AI is taking over a big part of many Google products, such as Gmail and Google Drive. A big part of Inbox by Gmail was that it arranged your mail into bundles. These Bundles were useful because they allowed you to dispose of all your newsletters in one click (or at least that’s what I used it for). The bundles were also a useful tool to find all your receipts in one place. Or if you are a frequent traveller, all your hotel reservations and flight tickets.
Though the bundles were the main draw for Inbox, it had plenty of other things to offer users as well. For one, it is probably the cleanest looking email client in existence. Keeping in line with all of Google’s own material design manifesto, Inbox is a sight for sore eyes.
But then it’s what’s on the inside that matters right? If so, Inbox is beautiful to the very core. If you’re on Android, any reminders you set with Google Assistant will automatically appear in the Inbox.
It’s not all good though. If it was, more people would be using it. The main drawback of Inbox is that it doesn’t support any other email provider. If you have Outlook for work, you’re going to need to apps on your phone. It also doesn’t have a desktop client, so you’re going to have to keep one tab open solely for Inbox. Chrome’s notoriety for handling many tabs at once is another headache you’ll have to deal with.
In addition to this, Gmail is an app that comes bundled with Android. That makes downloading Inbox and disabling Gmail a very specific task. This lead to many people not even being aware of Inbox’s existence, even though it’s nearly 3 years old.
But this shouldn’t come as a surprise to anyone though because Google is on a roll recently. The company has been doing away with most of their redundant products. Android Pay was ditched and now Google has also set its sights on a unified messaging platform powered by chat which spells trouble for its own Allo and Hangouts.
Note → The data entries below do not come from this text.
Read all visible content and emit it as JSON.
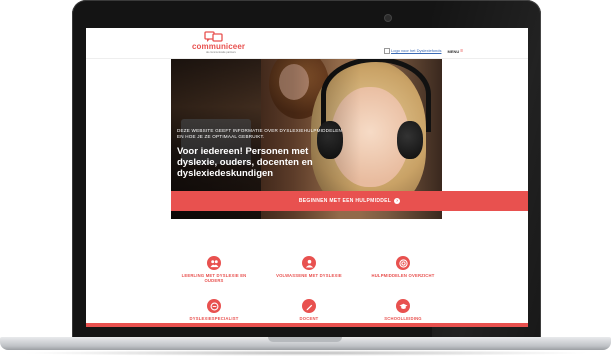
{
  "header": {
    "logo_text": "communiceer",
    "logo_subtext": "de communicatie partners",
    "broken_image_alt": "Logo voor het Dyslexiefonds",
    "menu_label": "MENU"
  },
  "hero": {
    "intro": "DEZE WEBSITE GEEFT INFORMATIE OVER DYSLEXIEHULPMIDDELEN EN HOE JE ZE OPTIMAAL GEBRUIKT.",
    "title": "Voor iedereen! Personen met dyslexie, ouders, docenten en dyslexiedeskundigen",
    "slides": 4,
    "active_slide": 2
  },
  "cta": {
    "label": "BEGINNEN MET EEN HULPMIDDEL",
    "icon": "arrow-right-circle-icon"
  },
  "tiles": [
    {
      "label": "LEERLING MET DYSLEXIE EN OUDERS",
      "icon": "students-icon"
    },
    {
      "label": "VOLWASSENE MET DYSLEXIE",
      "icon": "person-icon"
    },
    {
      "label": "HULPMIDDELEN OVERZICHT",
      "icon": "lifebuoy-icon"
    },
    {
      "label": "DYSLEXIESPECIALIST",
      "icon": "chat-icon"
    },
    {
      "label": "DOCENT",
      "icon": "pen-icon"
    },
    {
      "label": "SCHOOLLEIDING",
      "icon": "graduation-cap-icon"
    }
  ],
  "colors": {
    "brand": "#e8514f",
    "text": "#ffffff"
  }
}
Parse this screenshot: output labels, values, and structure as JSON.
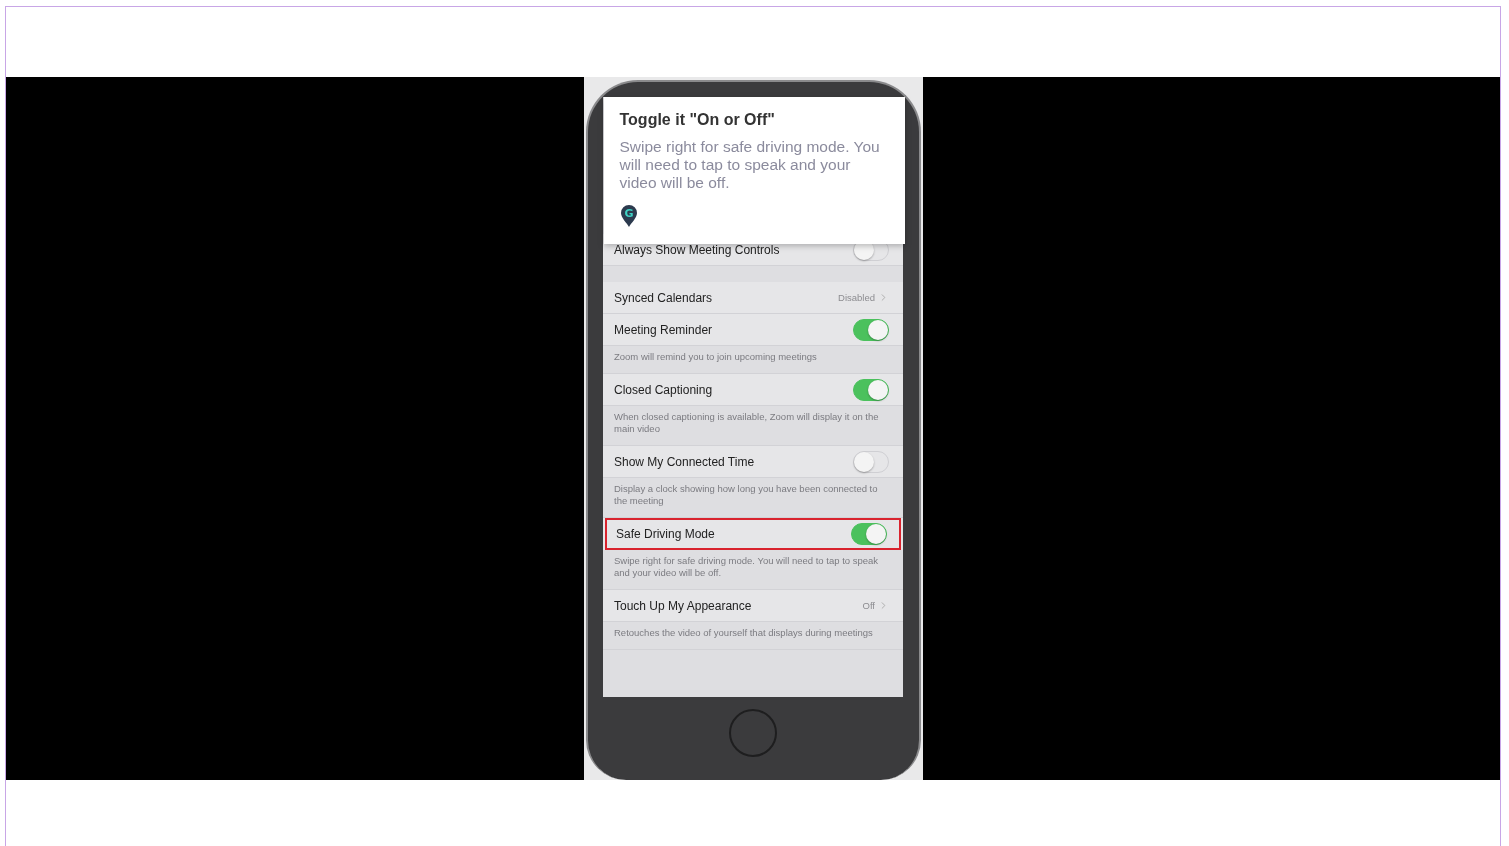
{
  "tooltip": {
    "title": "Toggle it \"On or Off\"",
    "body": "Swipe right for safe driving mode. You will need to tap to speak and your video will be off.",
    "logo_letter": "G"
  },
  "groups": [
    {
      "rows": [
        {
          "kind": "toggle",
          "label": "Always Show Meeting Controls",
          "on": false,
          "highlighted": false
        }
      ]
    },
    {
      "rows": [
        {
          "kind": "link",
          "label": "Synced Calendars",
          "value": "Disabled",
          "highlighted": false
        },
        {
          "kind": "toggle",
          "label": "Meeting Reminder",
          "on": true,
          "highlighted": false,
          "description": "Zoom will remind you to join upcoming meetings"
        },
        {
          "kind": "toggle",
          "label": "Closed Captioning",
          "on": true,
          "highlighted": false,
          "description": "When closed captioning is available, Zoom will display it on the main video"
        },
        {
          "kind": "toggle",
          "label": "Show My Connected Time",
          "on": false,
          "highlighted": false,
          "description": "Display a clock showing how long you have been connected to the meeting"
        },
        {
          "kind": "toggle",
          "label": "Safe Driving Mode",
          "on": true,
          "highlighted": true,
          "description": "Swipe right for safe driving mode. You will need to tap to speak and your video will be off."
        },
        {
          "kind": "link",
          "label": "Touch Up My Appearance",
          "value": "Off",
          "highlighted": false,
          "description": "Retouches the video of yourself that displays during meetings"
        }
      ]
    }
  ]
}
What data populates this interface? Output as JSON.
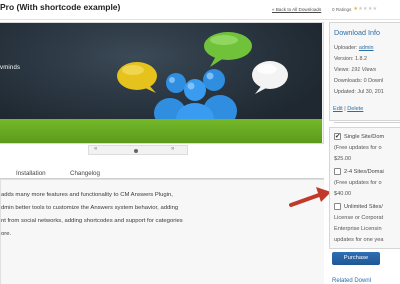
{
  "header": {
    "title": "Pro (With shortcode example)",
    "back_link": "« Back to All Downloads",
    "ratings": "0 Ratings"
  },
  "banner": {
    "brand_prefix": "",
    "brand_suffix": "vminds",
    "colors": {
      "dark": "#2a3641",
      "green": "#6aab22",
      "bubble_green": "#6fc23a",
      "bubble_yellow": "#e6c21d",
      "person_blue": "#2f8ee0"
    }
  },
  "slider": {
    "prev": "«",
    "next": "»"
  },
  "tabs": [
    {
      "label": "Installation"
    },
    {
      "label": "Changelog"
    }
  ],
  "description": [
    "adds many more features and functionality to CM Answers Plugin,",
    "dmin better tools to customize the Answers system behavior, adding",
    "nt from social networks, adding shortcodes and support for categories",
    "ore."
  ],
  "download_info": {
    "title": "Download Info",
    "uploader_label": "Uploader:",
    "uploader": "admin",
    "version": "Version: 1.8.2",
    "views_label": "Views:",
    "views": "191 Views",
    "downloads": "Downloads: 0 Downl",
    "updated": "Updated: Jul 30, 201",
    "edit": "Edit",
    "separator": "|",
    "delete": "Delete"
  },
  "pricing": {
    "options": [
      {
        "label": "Single Site/Dom",
        "lines": [
          "(Free updates for o",
          "$25.00"
        ],
        "checked": true
      },
      {
        "label": "2-4 Sites/Domai",
        "lines": [
          "(Free updates for o",
          "$40.00"
        ],
        "checked": false
      },
      {
        "label": "Unlimited Sites/",
        "lines": [
          "License or Corporat",
          "Enterprise Licensin",
          "updates for one yea"
        ],
        "checked": false
      }
    ],
    "purchase": "Purchase"
  },
  "related_title": "Related Downl"
}
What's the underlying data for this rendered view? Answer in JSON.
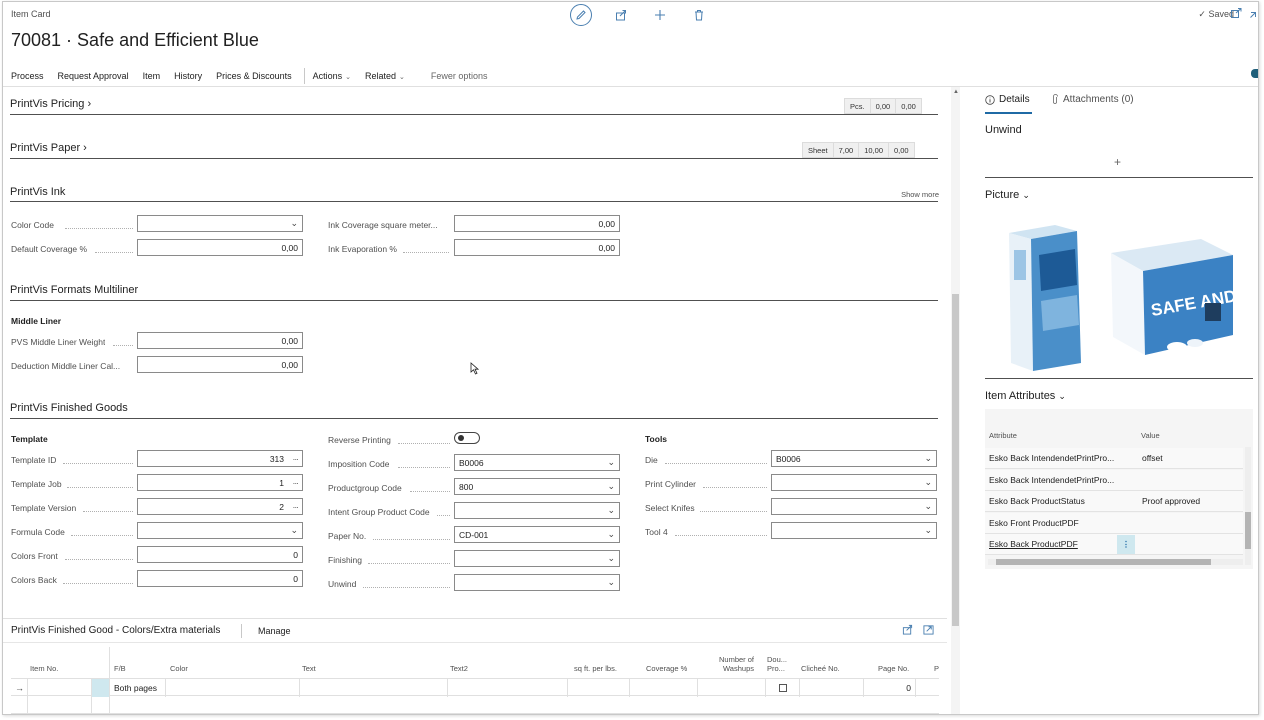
{
  "header": {
    "page_type": "Item Card",
    "title": "70081 · Safe and Efficient Blue",
    "saved": "Saved"
  },
  "menu": {
    "items": [
      "Process",
      "Request Approval",
      "Item",
      "History",
      "Prices & Discounts"
    ],
    "actions": "Actions",
    "related": "Related",
    "fewer": "Fewer options"
  },
  "pricing": {
    "title": "PrintVis Pricing",
    "cues": [
      "Pcs.",
      "0,00",
      "0,00"
    ]
  },
  "paper": {
    "title": "PrintVis Paper",
    "cues": [
      "Sheet",
      "7,00",
      "10,00",
      "0,00"
    ]
  },
  "ink": {
    "title": "PrintVis Ink",
    "show_more": "Show more",
    "color_code_label": "Color Code",
    "color_code": "",
    "default_coverage_label": "Default Coverage %",
    "default_coverage": "0,00",
    "ink_coverage_label": "Ink Coverage square meter...",
    "ink_coverage": "0,00",
    "ink_evaporation_label": "Ink Evaporation %",
    "ink_evaporation": "0,00"
  },
  "formats": {
    "title": "PrintVis Formats Multiliner",
    "group": "Middle Liner",
    "pvs_label": "PVS Middle Liner Weight",
    "pvs": "0,00",
    "deduction_label": "Deduction Middle Liner Cal...",
    "deduction": "0,00"
  },
  "finished": {
    "title": "PrintVis Finished Goods",
    "template_group": "Template",
    "template_id_label": "Template ID",
    "template_id": "313",
    "template_job_label": "Template Job",
    "template_job": "1",
    "template_version_label": "Template Version",
    "template_version": "2",
    "formula_code_label": "Formula Code",
    "formula_code": "",
    "colors_front_label": "Colors Front",
    "colors_front": "0",
    "colors_back_label": "Colors Back",
    "colors_back": "0",
    "reverse_printing_label": "Reverse Printing",
    "imposition_code_label": "Imposition Code",
    "imposition_code": "B0006",
    "productgroup_code_label": "Productgroup Code",
    "productgroup_code": "800",
    "intent_group_label": "Intent Group Product Code",
    "intent_group": "",
    "paper_no_label": "Paper No.",
    "paper_no": "CD-001",
    "finishing_label": "Finishing",
    "finishing": "",
    "unwind_label": "Unwind",
    "unwind": "",
    "tools_group": "Tools",
    "die_label": "Die",
    "die": "B0006",
    "print_cylinder_label": "Print Cylinder",
    "print_cylinder": "",
    "select_knifes_label": "Select Knifes",
    "select_knifes": "",
    "tool4_label": "Tool 4",
    "tool4": ""
  },
  "colors_part": {
    "title": "PrintVis Finished Good - Colors/Extra materials",
    "manage": "Manage",
    "columns": {
      "item_no": "Item No.",
      "fb": "F/B",
      "color": "Color",
      "text": "Text",
      "text2": "Text2",
      "sqft": "sq ft. per lbs.",
      "coverage": "Coverage %",
      "washups1": "Number of",
      "washups2": "Washups",
      "dou1": "Dou...",
      "dou2": "Pro...",
      "cliche": "Clicheé No.",
      "page_no": "Page No.",
      "p": "P"
    },
    "row": {
      "arrow": "→",
      "fb": "Both pages",
      "page_no": "0"
    }
  },
  "factbox": {
    "tabs": [
      "Details",
      "Attachments (0)"
    ],
    "unwind_title": "Unwind",
    "picture_title": "Picture",
    "picture_brand": "SAFE AND EFFICIENT",
    "attributes_title": "Item Attributes",
    "attr_col": "Attribute",
    "value_col": "Value",
    "rows": [
      {
        "attribute": "Esko Back IntendendetPrintPro...",
        "value": "offset"
      },
      {
        "attribute": "Esko Back IntendendetPrintPro...",
        "value": ""
      },
      {
        "attribute": "Esko Back ProductStatus",
        "value": "Proof approved"
      },
      {
        "attribute": "Esko Front ProductPDF",
        "value": ""
      },
      {
        "attribute": "Esko Back ProductPDF",
        "value": ""
      }
    ]
  },
  "colors": {
    "accent": "#1f6aa5",
    "selected_cell": "#cfe8ef"
  }
}
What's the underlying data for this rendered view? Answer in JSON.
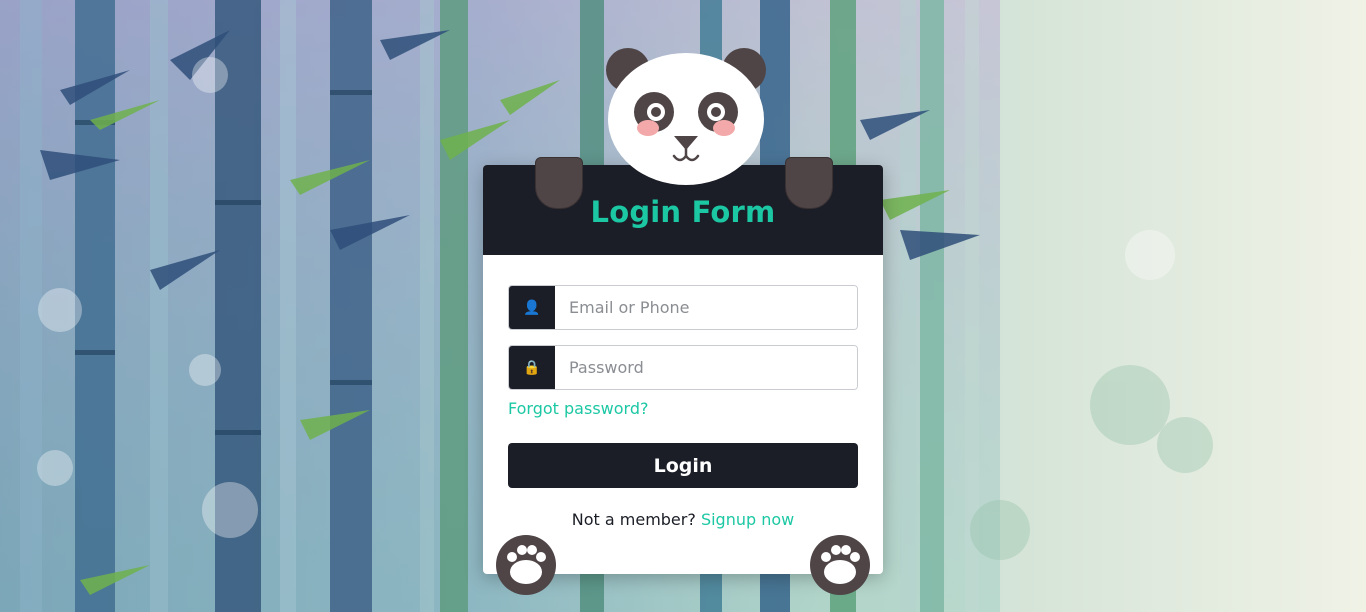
{
  "form": {
    "title": "Login Form",
    "email_placeholder": "Email or Phone",
    "password_placeholder": "Password",
    "forgot_label": "Forgot password?",
    "login_label": "Login",
    "signup_prompt": "Not a member?",
    "signup_link": "Signup now"
  },
  "icons": {
    "email_icon": "user-icon",
    "password_icon": "lock-icon",
    "email_glyph": "👤",
    "password_glyph": "🔒"
  },
  "colors": {
    "accent": "#1cc8a4",
    "dark": "#1b1e27",
    "panda_dark": "#4f4547",
    "cheek": "#f3a9a9"
  }
}
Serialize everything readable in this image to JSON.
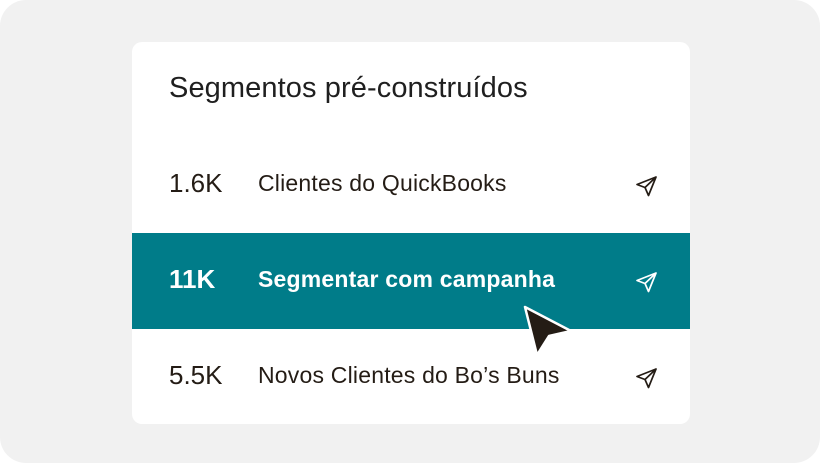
{
  "card": {
    "title": "Segmentos pré-construídos"
  },
  "segments": [
    {
      "count": "1.6K",
      "label": "Clientes do QuickBooks",
      "icon": "send-icon",
      "selected": false
    },
    {
      "count": "11K",
      "label": "Segmentar com campanha",
      "icon": "send-icon",
      "selected": true
    },
    {
      "count": "5.5K",
      "label": "Novos Clientes do Bo’s Buns",
      "icon": "send-icon",
      "selected": false
    }
  ],
  "colors": {
    "highlight": "#007c89",
    "text": "#241c15",
    "background": "#f1f1f1",
    "card": "#ffffff"
  },
  "icons": {
    "cursor": "pointer-cursor-icon"
  }
}
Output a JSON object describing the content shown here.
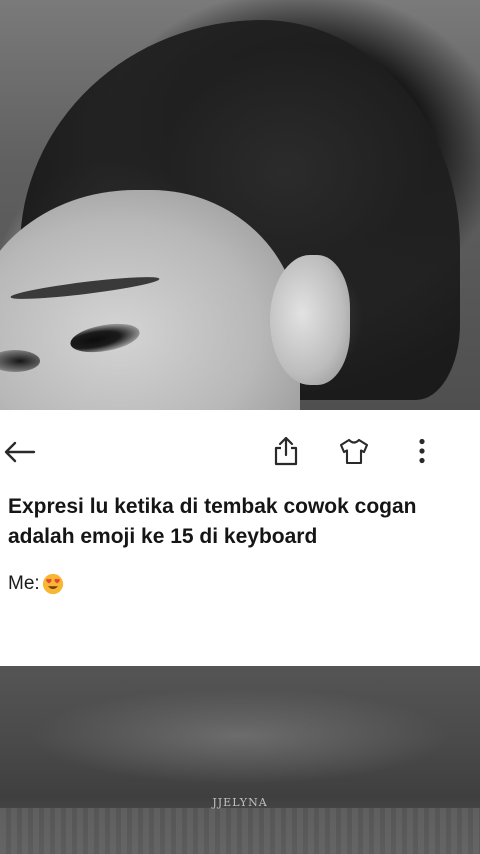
{
  "post": {
    "title": "Expresi lu ketika di tembak cowok cogan adalah emoji ke 15 di keyboard",
    "body_prefix": "Me:",
    "body_emoji_icon": "smiling-face-with-heart-eyes-icon"
  },
  "toolbar": {
    "back_icon": "arrow-left-icon",
    "share_icon": "share-icon",
    "shirt_icon": "tshirt-icon",
    "more_icon": "more-vertical-icon"
  },
  "overlay": {
    "watermark": "JJELYNA"
  },
  "colors": {
    "card_background": "#ffffff",
    "text": "#151515",
    "icon": "#2a2a2a",
    "emoji_face": "#f7b731",
    "emoji_heart": "#e8413c"
  }
}
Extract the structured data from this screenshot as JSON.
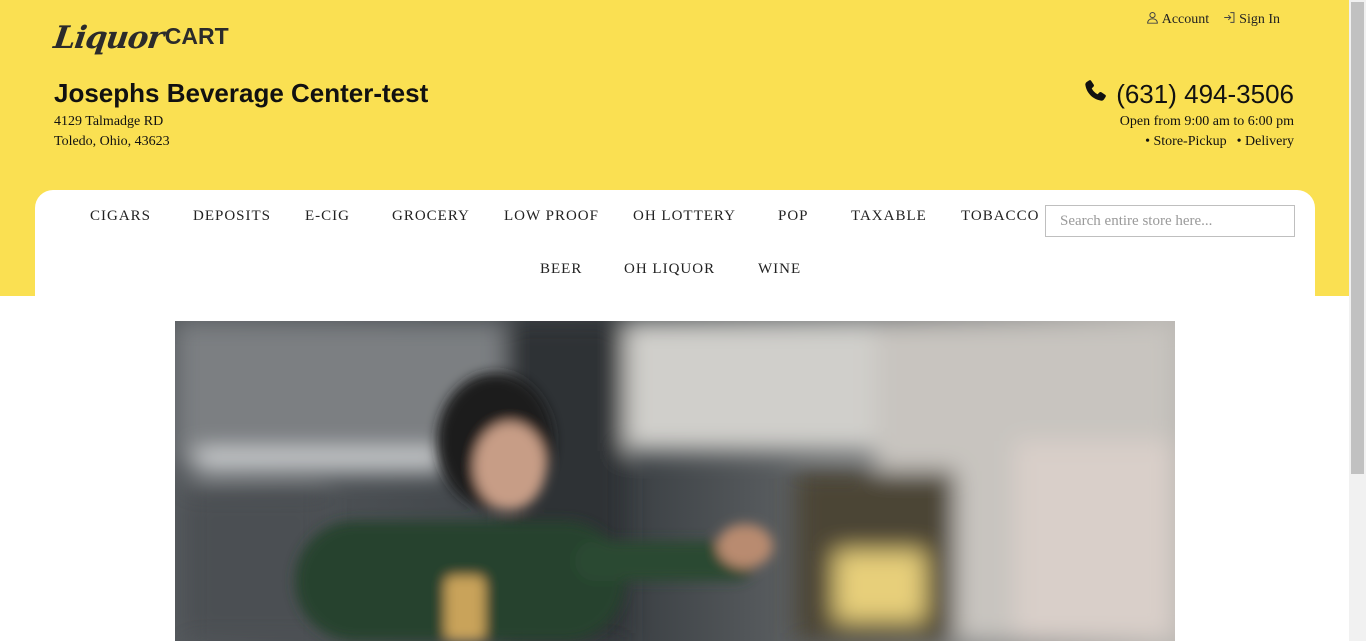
{
  "logo": {
    "script": "Liquor",
    "suffix": "CART"
  },
  "top_links": {
    "account": "Account",
    "sign_in": "Sign In"
  },
  "store": {
    "name": "Josephs Beverage Center-test",
    "address_line1": "4129 Talmadge RD",
    "address_line2": "Toledo, Ohio, 43623",
    "phone": "(631) 494-3506",
    "hours": "Open from 9:00 am to 6:00 pm",
    "service_pickup": "• Store-Pickup",
    "service_delivery": "• Delivery"
  },
  "nav": {
    "row1": [
      "CIGARS",
      "DEPOSITS",
      "E-CIG",
      "GROCERY",
      "LOW PROOF",
      "OH LOTTERY",
      "POP",
      "TAXABLE",
      "TOBACCO"
    ],
    "row2": [
      "BEER",
      "OH LIQUOR",
      "WINE"
    ]
  },
  "search": {
    "placeholder": "Search entire store here..."
  },
  "colors": {
    "header_bg": "#fae052",
    "text": "#111111"
  },
  "icons": [
    "user-icon",
    "sign-in-icon",
    "phone-icon"
  ]
}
The company has been making huge strides to keep things lean and clean. This is but one of many products we expect to die out in the forthcoming strides.